Of gin, stockings and making what we need.
Posted on March 23, 2020
Workers at Ballito. 1944. Image: St Albans Museum
As an act of social responsibility, I’ll try to keep this as jolly as I can. Given that there’s little to add to the criticism that’s attaching itself, entirely correctly, to the government’s make-do-and-mend approach to this disaster, I’ll look for positives. I’ll start with hand sanitiser.
I need to be honest. Prior to the last few weeks, hand sanitiser had not played a part in my life. I’ll go a little further. I had always thought that people who used it on any sort of regular basis – oooh, my keyboard may be infected; help, I’ve just been too close to other people – were just a touch precious. But, yes, I get it now – keep your hands clean. And I’ll admit it: I have taken the small bottle that I kept in a rudimentary first-aid walking kit (plasters, antiseptic ointment) and slipped it in my pocket when I go out. I’m not sure that’s made me a better person.
Having made a few non-panic purchases at my local market this weekend, I was conscious of the minimal physical interactions that had taken place. Time to gel! As I sneaked the bottle from my pocket, I actually found myself glancing furtively around me, as if at a cashpoint in dangerous territory. Even two days after the event, I have to ask myself what I was concerned about. Was I worried about being mugged for a half-full 30 ml bottle of stinky raw alcohol? Was this the depths to which we’d sunk? Has gel become the new gold?
Probably not, but in a riff on the old story of turning base metal into something more precious, a whole bunch of enterprises have turned their skills and resources into producing this new must-have product.
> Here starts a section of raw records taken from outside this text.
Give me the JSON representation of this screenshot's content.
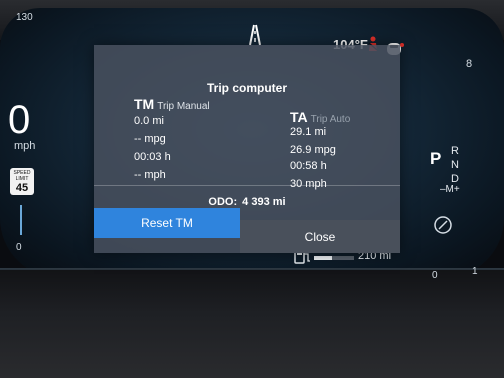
{
  "status": {
    "temperature": "104°F",
    "speed_top": "130",
    "right_top_number": "8"
  },
  "speedometer": {
    "speed": "0",
    "unit": "mph",
    "limit_label": "SPEED LIMIT",
    "limit_value": "45",
    "scale_zero": "0"
  },
  "gear_selector": {
    "p": "P",
    "r": "R",
    "n": "N",
    "d": "D",
    "manual": "–M+"
  },
  "power_gauge": {
    "zero": "0",
    "one": "1"
  },
  "range": {
    "value": "210 mi",
    "fill_fraction": 0.45
  },
  "trip_computer": {
    "title": "Trip computer",
    "manual": {
      "code": "TM",
      "label": "Trip Manual",
      "distance": "0.0 mi",
      "consumption": "-- mpg",
      "time": "00:03 h",
      "avg_speed": "-- mph"
    },
    "auto": {
      "code": "TA",
      "label": "Trip Auto",
      "distance": "29.1 mi",
      "consumption": "26.9 mpg",
      "time": "00:58 h",
      "avg_speed": "30 mph"
    },
    "odo_label": "ODO:",
    "odo_value": "4 393 mi",
    "reset_button": "Reset TM",
    "close_button": "Close"
  },
  "colors": {
    "reset_accent": "#2f84dd",
    "close_bg": "#49505b",
    "alert_red": "#e0302a"
  }
}
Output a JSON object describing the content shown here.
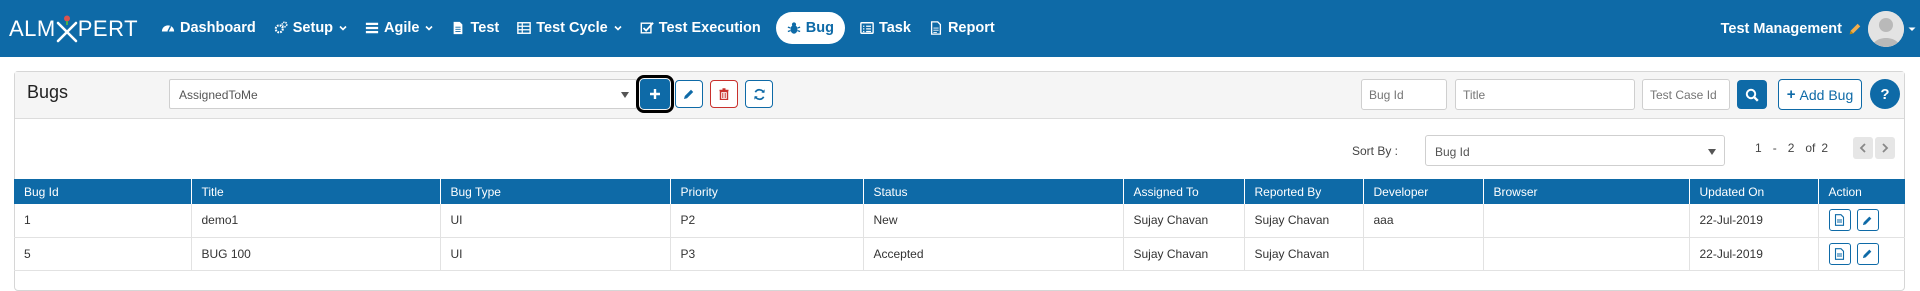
{
  "brand": {
    "logo_left": "ALM",
    "logo_right": "PERT"
  },
  "nav": {
    "items": [
      {
        "label": "Dashboard",
        "icon": "dashboard-icon",
        "dropdown": false,
        "active": false
      },
      {
        "label": "Setup",
        "icon": "gears-icon",
        "dropdown": true,
        "active": false
      },
      {
        "label": "Agile",
        "icon": "list-icon",
        "dropdown": true,
        "active": false
      },
      {
        "label": "Test",
        "icon": "document-icon",
        "dropdown": false,
        "active": false
      },
      {
        "label": "Test Cycle",
        "icon": "table-icon",
        "dropdown": true,
        "active": false
      },
      {
        "label": "Test Execution",
        "icon": "checkbox-icon",
        "dropdown": false,
        "active": false
      },
      {
        "label": "Bug",
        "icon": "bug-icon",
        "dropdown": false,
        "active": true
      },
      {
        "label": "Task",
        "icon": "tasks-icon",
        "dropdown": false,
        "active": false
      },
      {
        "label": "Report",
        "icon": "report-icon",
        "dropdown": false,
        "active": false
      }
    ],
    "user_label": "Test Management"
  },
  "page": {
    "title": "Bugs",
    "filter_value": "AssignedToMe",
    "search": {
      "bug_id_placeholder": "Bug Id",
      "title_placeholder": "Title",
      "test_case_id_placeholder": "Test Case Id"
    },
    "add_bug_label": "Add Bug",
    "help_label": "?"
  },
  "sort": {
    "label": "Sort By :",
    "value": "Bug Id"
  },
  "pager": {
    "from": "1",
    "dash": "-",
    "to": "2",
    "of": "of",
    "total": "2"
  },
  "table": {
    "columns": [
      "Bug Id",
      "Title",
      "Bug Type",
      "Priority",
      "Status",
      "Assigned To",
      "Reported By",
      "Developer",
      "Browser",
      "Updated On",
      "Action"
    ],
    "rows": [
      {
        "bug_id": "1",
        "title": "demo1",
        "bug_type": "UI",
        "priority": "P2",
        "status": "New",
        "assigned_to": "Sujay Chavan",
        "reported_by": "Sujay Chavan",
        "developer": "aaa",
        "browser": "",
        "updated_on": "22-Jul-2019"
      },
      {
        "bug_id": "5",
        "title": "BUG 100",
        "bug_type": "UI",
        "priority": "P3",
        "status": "Accepted",
        "assigned_to": "Sujay Chavan",
        "reported_by": "Sujay Chavan",
        "developer": "",
        "browser": "",
        "updated_on": "22-Jul-2019"
      }
    ]
  },
  "colors": {
    "primary": "#0e6aa7",
    "danger": "#c9302c",
    "header_bg": "#f5f5f5",
    "logo_accent": "#d9534f",
    "pencil": "#f0ad4e"
  }
}
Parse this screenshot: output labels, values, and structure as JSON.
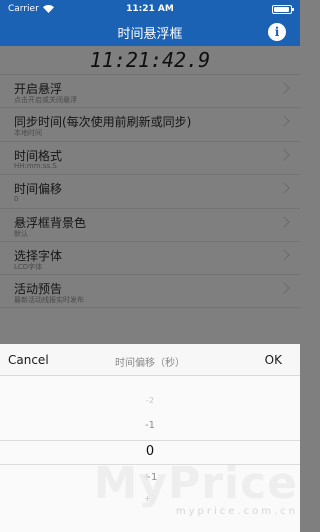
{
  "status_bar": {
    "carrier": "Carrier",
    "time": "11:21 AM"
  },
  "nav": {
    "title": "时间悬浮框",
    "info_glyph": "i"
  },
  "clock": "11:21:42.9",
  "settings": [
    {
      "title": "开启悬浮",
      "subtitle": "点击开启或关闭悬浮"
    },
    {
      "title": "同步时间(每次使用前刷新或同步)",
      "subtitle": "本地时间"
    },
    {
      "title": "时间格式",
      "subtitle": "HH:mm:ss.S"
    },
    {
      "title": "时间偏移",
      "subtitle": "0"
    },
    {
      "title": "悬浮框背景色",
      "subtitle": "默认"
    },
    {
      "title": "选择字体",
      "subtitle": "LCD字体"
    },
    {
      "title": "活动预告",
      "subtitle": "最新活动线报实时发布"
    }
  ],
  "picker": {
    "cancel_label": "Cancel",
    "title": "时间偏移（秒）",
    "ok_label": "OK",
    "values": [
      "-2",
      "-1",
      "0",
      "+1",
      "+2"
    ],
    "selected_value": "0"
  },
  "watermark": {
    "brand": "MyPrice",
    "url": "myprice.com.cn"
  },
  "colors": {
    "nav_blue": "#1b62b5",
    "overlay_gray": "#7f7f7f"
  }
}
Independent brewers and distillers are using the denatured alcohol (no, me neither) used in their processes to produce tons of the stuff. The beer company BrewDog is making it for free; the gin distillery owned by former Australian cricketer, Shane Warne, has converted production and is donating the gel to hospitals. Many other companies are following this altruistic lead, although I suspect that a few, Givenchy, Guerlin, Dior – and apologies if I’m wrong on this – may still be keeping an eye on the balance sheets.
There’s a wider point here, and I’ll use a couple of examples close to my heart to make it.
I was bought up close to the factory that made some of the most famous motorcycles in the world – BSA or, in full, Birmingham Small Arms. BSA’s production units switched constantly between the manufacture of guns, its original purpose in the mid-19th century, and bicycles. In time it developed the motorcycles for which the company gained international renown. During the second world war, the military need for both rifles and motorbikes was at its peak and BSA in Small Heath went into seven-day week production. As a consequence, it was the target for many enemy air-raids, but the buildings largely survived and motorcycles became the focus when the war ended.
Just around the corner from where I live is a site that used to house the Ballito factory. Prior to the second world war it made hosiery or, more precisely, in its old-fashioned self-description, ladies’ stockings. When war started, the machinery designed to make lingerie was converted to produce ammunition and was operated by the same staff (pictured above). Close by, a makeshift nursery was hastily erected (it’s still there in the form of a crumbling, but wonderful, community centre) and a hostel for the workers was built opposite the site. After the war Ballito resumed its core business before the site was sold for one of the early Co-Op supermarkets.
From gin and beer to hand sanitiser. From guns to motorbikes. From stockings to shells. The lesson couldn’t be plainer. As a society, we have the knowledge and expertise to make almost anything we want. What’s more, we can adapt that knowledge, at the drop of a hat, to make the things we really need whenever circumstances change.
I know I vowed to be as jolly as possible, but there’ no escaping the grimness of these times. Yet there will be a future and this is as good a time as any to start thinking about the lessons to be learnt from what is happening to us. There is a centuries’ old biblical notion about turning swords into ploughshares – using our technological knowledge for the good of mankind, not its destruction. Such talk has, in recent decades, largely been dismissed as the fanciful nonsense of air-headed dreamers. I think we now know that it would be idiotic to be so dismissive: we really do have to use our know-how for the common good. We’re being given a sight of the unacceptable alternative.
OK. I’m off to wash my hands this instant.